We sold our first subsidy-free UK onshore wind project last year, so we know what it takes to deliver economically viable projects in the current climate. We have over 39 years of experience across development, construction and operations – and a wealth of experience across our diverse teams to identify and secure new sites, secure Corporate Power Purchase Agreements (CPPAs), RESS auction prices, or Contracts for Difference (CfDs).
Not only do we have the expertise to manage assets and maximise return on investment for our clients, we also have the technical excellence to maintain and operate assets of all ages. We are proud to be a dedicated, client-focused life-cycle renewable energy company, and because RES is multinational, we can draw on experience in other regions and countries around the world.
CS: RES is well placed thanks to its skills and experience in the three key areas of finance, operations and development. These skills allow us to carry out work for clients which takes into account proper analysis and presents clients with the best options available to them.
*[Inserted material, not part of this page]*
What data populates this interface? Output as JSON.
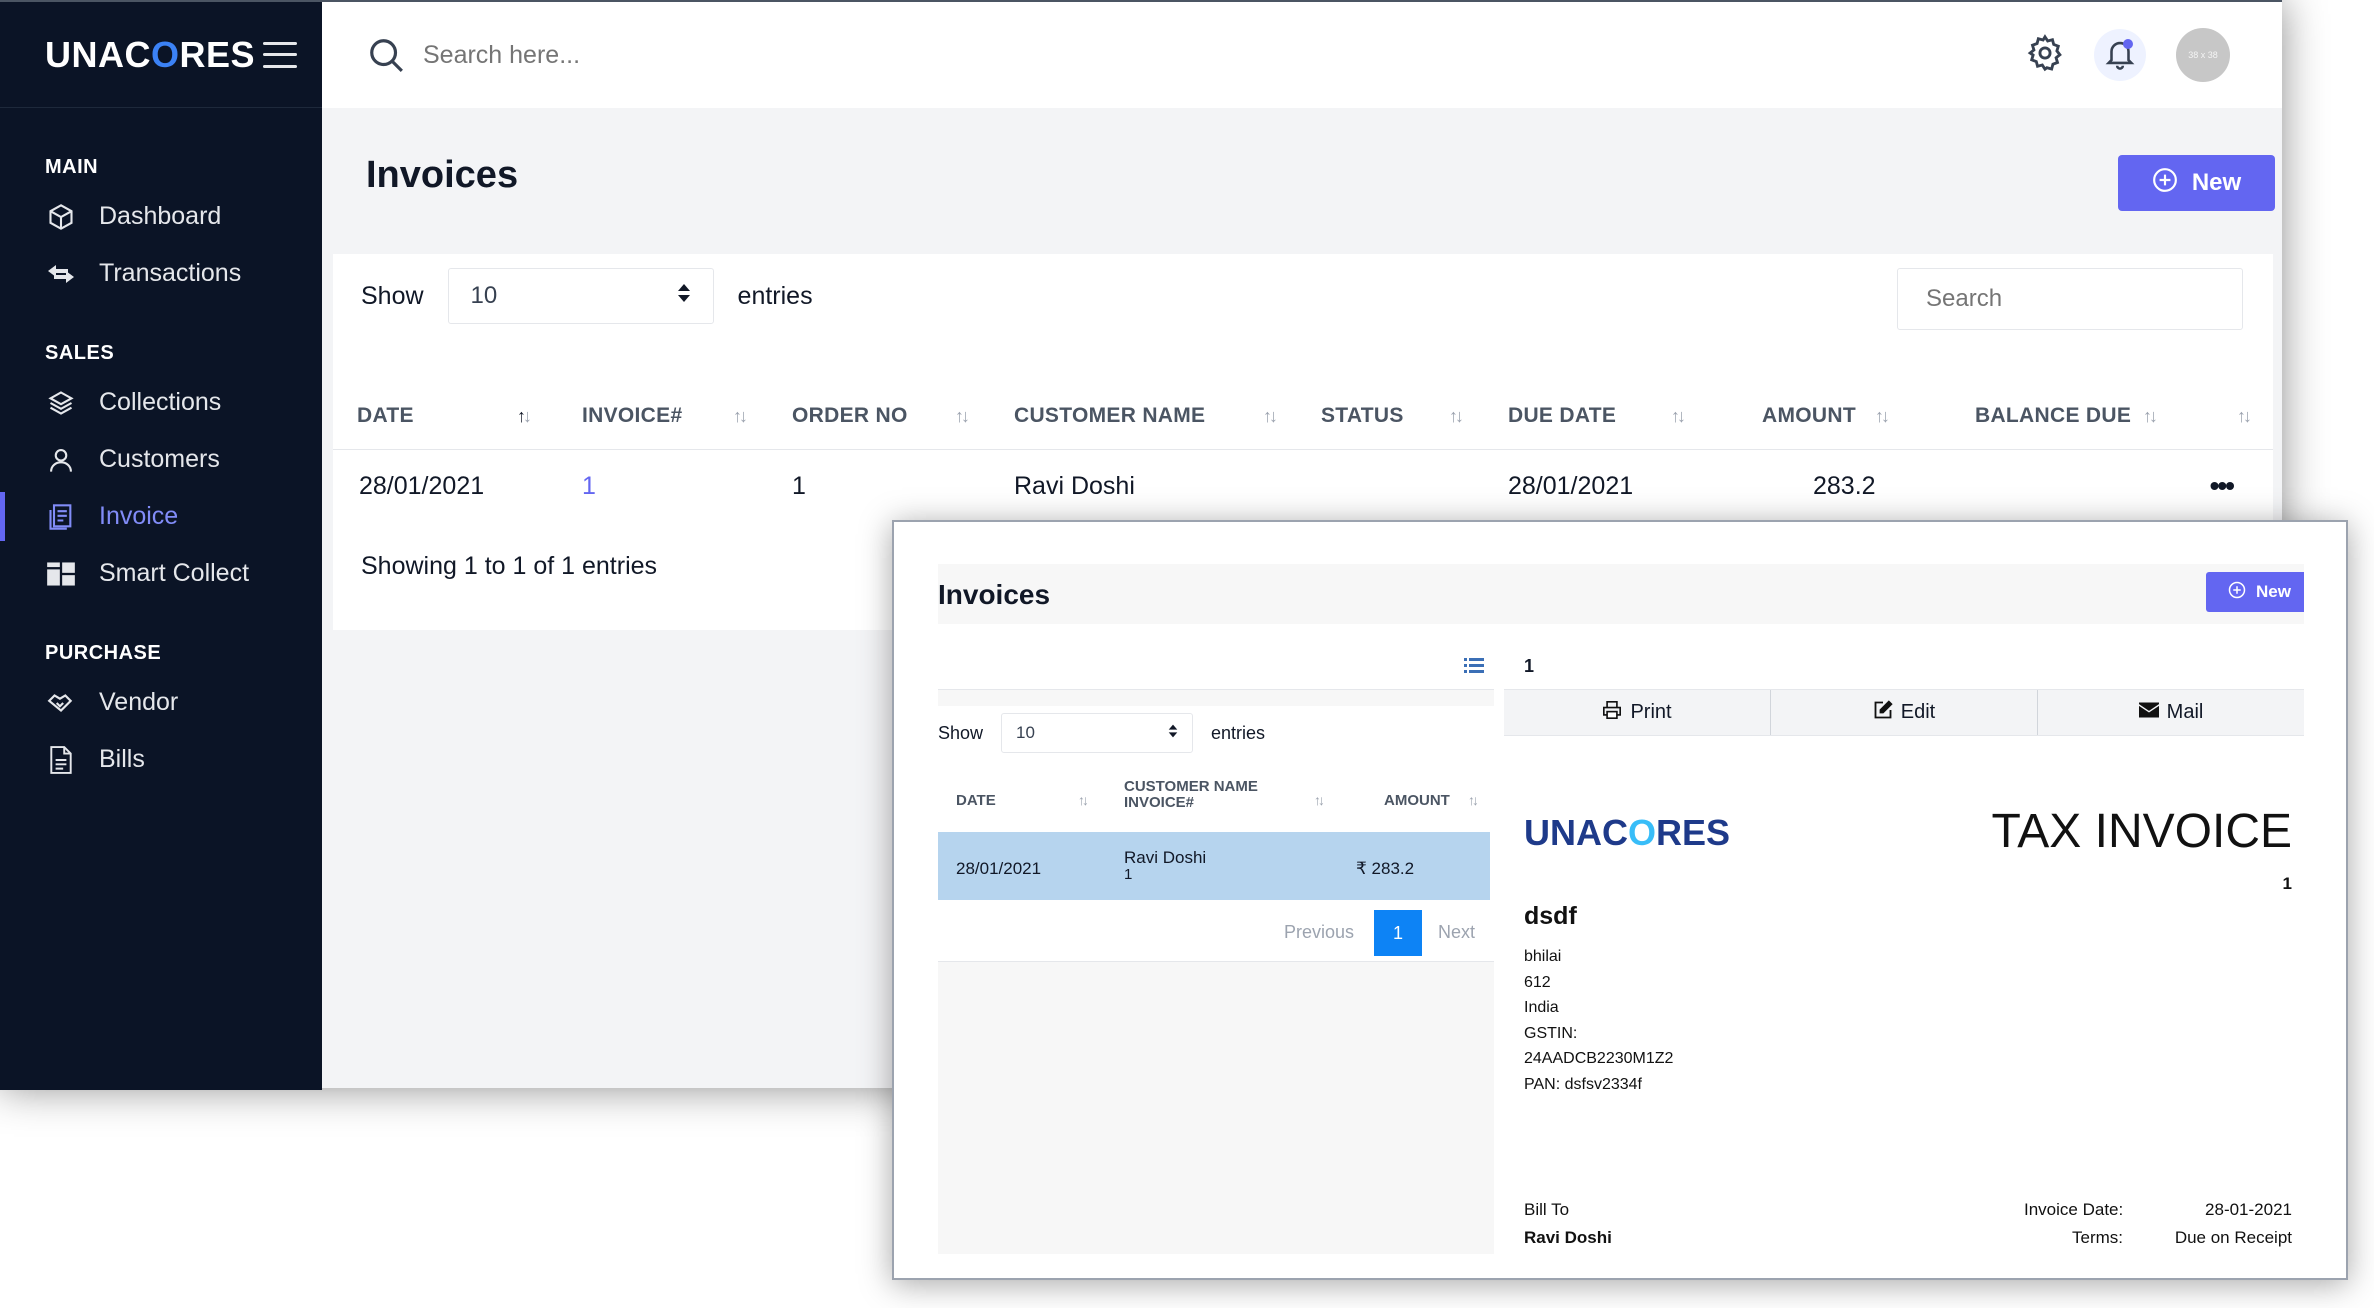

What makes us stand out is our ability to provide clients with economic forecasting which is achievable and considers market specific development risks.
Lastly, our development presence across all of France gives us an advantage in a market where administrative constraints can be extreme.
Does the future remain bright for the long-term corporate PPA model?
KAH: Alongside the re-opening of the CfD scheme to onshore wind and the recent RESS auctions in Ireland, there’s still a strong market out there for corporate PPAs. The benefits of PPAs – safeguarding against future energy price rises, helping companies achieve sustainability goals and creating goodwill with employees and customers – are still attractive as corporates across all sectors turn their head to carbon neutral targets.
CS: The long-term corporate PPA model is well suited to projects that are not eligible for tenders. In France for the next three years, we expect that the repowering model will generally respond to calls for tenders.